INFORMATION:

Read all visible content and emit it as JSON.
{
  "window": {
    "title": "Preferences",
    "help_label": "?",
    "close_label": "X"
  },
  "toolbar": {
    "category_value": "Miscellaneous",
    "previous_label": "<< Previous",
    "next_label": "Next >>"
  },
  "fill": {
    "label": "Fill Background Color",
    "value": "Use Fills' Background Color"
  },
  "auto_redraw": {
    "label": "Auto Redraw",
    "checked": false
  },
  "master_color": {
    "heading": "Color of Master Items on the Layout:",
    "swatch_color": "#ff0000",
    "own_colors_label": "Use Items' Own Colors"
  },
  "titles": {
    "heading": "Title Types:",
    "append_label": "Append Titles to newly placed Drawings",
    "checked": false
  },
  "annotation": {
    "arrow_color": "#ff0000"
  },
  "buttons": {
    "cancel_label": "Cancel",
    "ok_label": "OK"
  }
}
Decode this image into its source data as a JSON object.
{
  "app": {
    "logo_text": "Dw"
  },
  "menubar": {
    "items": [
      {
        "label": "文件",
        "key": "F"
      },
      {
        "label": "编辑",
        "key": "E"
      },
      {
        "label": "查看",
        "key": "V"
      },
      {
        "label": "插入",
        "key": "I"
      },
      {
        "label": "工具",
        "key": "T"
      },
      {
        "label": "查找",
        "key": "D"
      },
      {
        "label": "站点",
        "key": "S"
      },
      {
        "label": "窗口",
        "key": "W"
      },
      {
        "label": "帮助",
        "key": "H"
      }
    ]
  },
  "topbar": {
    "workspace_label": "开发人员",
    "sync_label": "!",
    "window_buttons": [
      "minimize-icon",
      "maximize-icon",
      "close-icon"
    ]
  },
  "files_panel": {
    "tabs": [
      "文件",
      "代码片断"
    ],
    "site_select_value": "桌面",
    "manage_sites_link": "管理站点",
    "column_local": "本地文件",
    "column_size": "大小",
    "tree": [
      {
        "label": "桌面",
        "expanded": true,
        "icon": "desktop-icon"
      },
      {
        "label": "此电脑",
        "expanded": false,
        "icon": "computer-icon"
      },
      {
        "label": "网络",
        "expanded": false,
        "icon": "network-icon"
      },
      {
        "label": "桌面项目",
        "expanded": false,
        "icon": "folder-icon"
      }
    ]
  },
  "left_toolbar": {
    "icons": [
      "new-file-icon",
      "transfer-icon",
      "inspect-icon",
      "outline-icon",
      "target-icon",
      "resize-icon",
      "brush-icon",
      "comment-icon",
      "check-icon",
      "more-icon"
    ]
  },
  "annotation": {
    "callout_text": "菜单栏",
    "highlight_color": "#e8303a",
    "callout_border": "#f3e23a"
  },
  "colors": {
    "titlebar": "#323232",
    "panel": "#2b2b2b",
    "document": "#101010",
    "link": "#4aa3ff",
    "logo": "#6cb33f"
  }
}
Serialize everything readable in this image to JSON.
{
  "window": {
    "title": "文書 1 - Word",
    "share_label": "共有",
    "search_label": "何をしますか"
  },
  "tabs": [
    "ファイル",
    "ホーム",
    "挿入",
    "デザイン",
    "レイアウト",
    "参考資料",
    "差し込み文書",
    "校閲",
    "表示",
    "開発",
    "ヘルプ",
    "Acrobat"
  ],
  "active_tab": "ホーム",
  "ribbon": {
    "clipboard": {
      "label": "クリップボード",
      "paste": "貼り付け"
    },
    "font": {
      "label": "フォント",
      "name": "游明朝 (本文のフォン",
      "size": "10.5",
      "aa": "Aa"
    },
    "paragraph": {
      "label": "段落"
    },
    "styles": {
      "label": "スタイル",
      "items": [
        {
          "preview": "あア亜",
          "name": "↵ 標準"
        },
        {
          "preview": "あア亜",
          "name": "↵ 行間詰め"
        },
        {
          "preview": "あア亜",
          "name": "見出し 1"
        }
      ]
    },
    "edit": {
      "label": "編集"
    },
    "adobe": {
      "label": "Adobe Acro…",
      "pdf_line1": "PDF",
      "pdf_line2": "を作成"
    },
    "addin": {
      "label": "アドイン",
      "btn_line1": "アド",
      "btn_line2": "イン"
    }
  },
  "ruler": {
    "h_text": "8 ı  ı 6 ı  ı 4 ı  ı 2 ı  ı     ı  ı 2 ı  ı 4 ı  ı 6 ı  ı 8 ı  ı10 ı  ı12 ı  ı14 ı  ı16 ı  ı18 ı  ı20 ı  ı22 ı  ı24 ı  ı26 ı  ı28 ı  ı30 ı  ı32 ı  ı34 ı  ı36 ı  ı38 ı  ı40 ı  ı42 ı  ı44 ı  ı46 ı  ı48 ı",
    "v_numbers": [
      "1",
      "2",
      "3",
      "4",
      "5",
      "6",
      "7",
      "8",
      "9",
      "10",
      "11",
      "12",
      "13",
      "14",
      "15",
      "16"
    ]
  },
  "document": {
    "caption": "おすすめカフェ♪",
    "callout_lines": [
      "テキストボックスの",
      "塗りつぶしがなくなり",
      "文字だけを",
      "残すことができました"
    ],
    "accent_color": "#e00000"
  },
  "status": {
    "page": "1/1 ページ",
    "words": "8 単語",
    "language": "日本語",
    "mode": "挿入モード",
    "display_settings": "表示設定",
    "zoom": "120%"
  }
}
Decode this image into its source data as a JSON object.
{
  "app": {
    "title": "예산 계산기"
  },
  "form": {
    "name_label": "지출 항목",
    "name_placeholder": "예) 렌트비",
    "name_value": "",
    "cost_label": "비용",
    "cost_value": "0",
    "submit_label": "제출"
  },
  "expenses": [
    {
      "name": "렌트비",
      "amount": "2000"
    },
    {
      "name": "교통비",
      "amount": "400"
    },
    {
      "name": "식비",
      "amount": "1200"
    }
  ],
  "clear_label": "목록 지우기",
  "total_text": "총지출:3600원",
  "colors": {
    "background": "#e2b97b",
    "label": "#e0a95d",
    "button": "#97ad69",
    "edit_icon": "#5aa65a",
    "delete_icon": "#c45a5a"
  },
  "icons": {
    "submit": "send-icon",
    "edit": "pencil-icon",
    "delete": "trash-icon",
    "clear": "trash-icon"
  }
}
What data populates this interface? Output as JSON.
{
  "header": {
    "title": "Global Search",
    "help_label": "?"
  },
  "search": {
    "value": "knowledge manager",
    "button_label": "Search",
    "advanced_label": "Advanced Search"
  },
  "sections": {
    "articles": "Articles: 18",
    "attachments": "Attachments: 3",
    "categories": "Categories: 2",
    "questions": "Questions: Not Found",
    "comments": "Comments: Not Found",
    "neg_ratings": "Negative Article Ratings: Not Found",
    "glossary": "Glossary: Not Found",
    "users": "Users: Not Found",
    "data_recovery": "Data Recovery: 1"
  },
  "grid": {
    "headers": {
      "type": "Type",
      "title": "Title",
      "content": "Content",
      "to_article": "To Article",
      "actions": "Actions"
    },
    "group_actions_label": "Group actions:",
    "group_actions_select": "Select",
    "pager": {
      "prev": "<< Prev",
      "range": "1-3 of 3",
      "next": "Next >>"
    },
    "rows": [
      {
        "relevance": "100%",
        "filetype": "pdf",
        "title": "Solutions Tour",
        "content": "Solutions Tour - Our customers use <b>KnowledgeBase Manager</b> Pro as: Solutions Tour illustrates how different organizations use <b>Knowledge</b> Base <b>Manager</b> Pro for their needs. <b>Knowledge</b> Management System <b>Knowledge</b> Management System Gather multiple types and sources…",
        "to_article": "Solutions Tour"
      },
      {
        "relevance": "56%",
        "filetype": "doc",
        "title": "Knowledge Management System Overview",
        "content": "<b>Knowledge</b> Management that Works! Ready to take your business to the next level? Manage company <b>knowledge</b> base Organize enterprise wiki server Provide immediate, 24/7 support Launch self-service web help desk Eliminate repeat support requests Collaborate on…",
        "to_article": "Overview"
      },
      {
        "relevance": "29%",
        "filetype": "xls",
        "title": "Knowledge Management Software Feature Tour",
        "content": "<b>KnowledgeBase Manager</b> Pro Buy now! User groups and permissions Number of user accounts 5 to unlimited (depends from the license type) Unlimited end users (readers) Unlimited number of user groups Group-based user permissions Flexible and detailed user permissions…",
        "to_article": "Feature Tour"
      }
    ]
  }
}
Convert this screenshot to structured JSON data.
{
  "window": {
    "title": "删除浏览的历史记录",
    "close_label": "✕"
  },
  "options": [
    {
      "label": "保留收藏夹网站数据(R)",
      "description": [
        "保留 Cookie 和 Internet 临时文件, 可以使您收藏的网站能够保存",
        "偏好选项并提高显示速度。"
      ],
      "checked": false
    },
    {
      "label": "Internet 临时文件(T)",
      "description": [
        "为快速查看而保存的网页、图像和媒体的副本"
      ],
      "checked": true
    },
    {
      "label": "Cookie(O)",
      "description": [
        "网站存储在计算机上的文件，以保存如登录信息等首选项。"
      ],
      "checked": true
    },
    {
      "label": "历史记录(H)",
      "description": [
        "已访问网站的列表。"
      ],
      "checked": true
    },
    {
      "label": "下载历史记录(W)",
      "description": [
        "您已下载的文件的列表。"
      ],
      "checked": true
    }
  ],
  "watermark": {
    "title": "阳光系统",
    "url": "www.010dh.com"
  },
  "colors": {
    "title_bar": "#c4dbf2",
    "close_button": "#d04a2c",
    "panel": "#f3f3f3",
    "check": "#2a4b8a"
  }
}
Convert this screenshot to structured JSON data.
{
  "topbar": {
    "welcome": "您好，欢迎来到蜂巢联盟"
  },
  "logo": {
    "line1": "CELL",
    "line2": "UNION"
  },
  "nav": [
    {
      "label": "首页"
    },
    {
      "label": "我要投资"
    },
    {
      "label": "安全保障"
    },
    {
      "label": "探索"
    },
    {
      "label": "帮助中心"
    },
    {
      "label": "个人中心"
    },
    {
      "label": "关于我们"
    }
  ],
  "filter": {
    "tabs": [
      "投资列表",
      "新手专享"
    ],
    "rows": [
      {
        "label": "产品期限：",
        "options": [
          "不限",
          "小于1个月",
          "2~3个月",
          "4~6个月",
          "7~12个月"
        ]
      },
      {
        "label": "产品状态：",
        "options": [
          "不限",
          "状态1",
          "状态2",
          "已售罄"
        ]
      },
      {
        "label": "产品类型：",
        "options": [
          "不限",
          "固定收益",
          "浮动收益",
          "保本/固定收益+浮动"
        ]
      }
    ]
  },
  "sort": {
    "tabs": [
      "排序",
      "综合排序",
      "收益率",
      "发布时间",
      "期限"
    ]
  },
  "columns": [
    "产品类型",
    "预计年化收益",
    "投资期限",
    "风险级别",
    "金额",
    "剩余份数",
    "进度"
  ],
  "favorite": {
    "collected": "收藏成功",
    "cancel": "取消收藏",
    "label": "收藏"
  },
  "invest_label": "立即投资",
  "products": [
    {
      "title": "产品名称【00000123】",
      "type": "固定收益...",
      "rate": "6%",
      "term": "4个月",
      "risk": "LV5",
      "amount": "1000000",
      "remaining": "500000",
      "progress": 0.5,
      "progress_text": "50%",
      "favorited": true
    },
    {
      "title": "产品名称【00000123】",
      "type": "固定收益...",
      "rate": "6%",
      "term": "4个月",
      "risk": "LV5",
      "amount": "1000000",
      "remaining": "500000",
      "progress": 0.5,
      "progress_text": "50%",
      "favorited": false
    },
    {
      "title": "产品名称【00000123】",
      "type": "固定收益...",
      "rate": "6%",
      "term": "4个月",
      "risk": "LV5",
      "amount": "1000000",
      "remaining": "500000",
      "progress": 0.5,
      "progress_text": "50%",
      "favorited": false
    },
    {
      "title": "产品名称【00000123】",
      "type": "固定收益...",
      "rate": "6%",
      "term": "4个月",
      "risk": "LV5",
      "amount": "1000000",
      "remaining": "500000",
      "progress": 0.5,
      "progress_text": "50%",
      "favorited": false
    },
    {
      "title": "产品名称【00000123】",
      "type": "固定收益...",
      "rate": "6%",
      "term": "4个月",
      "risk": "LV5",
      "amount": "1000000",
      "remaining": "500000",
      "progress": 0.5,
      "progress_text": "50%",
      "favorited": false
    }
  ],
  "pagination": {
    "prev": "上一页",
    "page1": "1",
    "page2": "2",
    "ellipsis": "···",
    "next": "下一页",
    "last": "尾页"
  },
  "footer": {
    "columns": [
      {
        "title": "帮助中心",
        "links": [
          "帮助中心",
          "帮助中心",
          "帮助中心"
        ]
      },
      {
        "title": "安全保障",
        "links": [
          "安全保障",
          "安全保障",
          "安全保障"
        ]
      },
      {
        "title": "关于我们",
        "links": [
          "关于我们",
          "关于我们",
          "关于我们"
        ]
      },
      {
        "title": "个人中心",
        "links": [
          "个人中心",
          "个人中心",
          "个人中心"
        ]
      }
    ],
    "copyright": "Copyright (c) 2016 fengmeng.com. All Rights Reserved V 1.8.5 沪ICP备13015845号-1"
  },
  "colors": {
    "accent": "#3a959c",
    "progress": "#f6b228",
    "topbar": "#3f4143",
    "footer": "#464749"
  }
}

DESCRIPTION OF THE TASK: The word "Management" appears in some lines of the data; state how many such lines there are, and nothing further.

ANSWER FOR THE TASK: 4